Some recommendations I have to make voting easier in the US:

Federal elections should all take place under the same rules! Unify and simplify.

Election day should be a national holiday.

Require all states to have 2 weeks (including weekends) of early voting before election day. Using the same polling locations as they do on election day.

Ban the process of poll challengers entirely. Challengers are people who are allowed to raise questions about someone's right to vote, forcing that person to prove his/her eligibility or risk losing his/her vote. It should be up to the board of election to vet everybody in a uniform and non-partisan way, not allow partisan challengers to do it.

Nationalize the database to see who's voted, who hasn't, etc.

Which allows us to... eliminate voter registration entirely. Do like North Dakota, people can just show up, sign an affidavit, show proof if they're asked, and vote. There is no voter registration in North Dakota, at all. The same deal should apply everywhere.

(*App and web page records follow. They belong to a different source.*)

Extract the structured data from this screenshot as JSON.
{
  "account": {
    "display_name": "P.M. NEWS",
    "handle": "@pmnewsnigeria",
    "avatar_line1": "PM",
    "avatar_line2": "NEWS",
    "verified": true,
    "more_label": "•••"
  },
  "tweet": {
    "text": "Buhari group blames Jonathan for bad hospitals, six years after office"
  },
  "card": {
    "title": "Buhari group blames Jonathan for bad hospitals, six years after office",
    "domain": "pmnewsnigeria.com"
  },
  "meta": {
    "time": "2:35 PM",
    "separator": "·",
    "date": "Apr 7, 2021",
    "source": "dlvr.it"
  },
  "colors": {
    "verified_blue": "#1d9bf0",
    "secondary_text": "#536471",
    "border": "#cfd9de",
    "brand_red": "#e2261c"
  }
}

There are, of course, tons of ways to improve voting machines. But that's pretty well-covered by other people, so I won't go into it.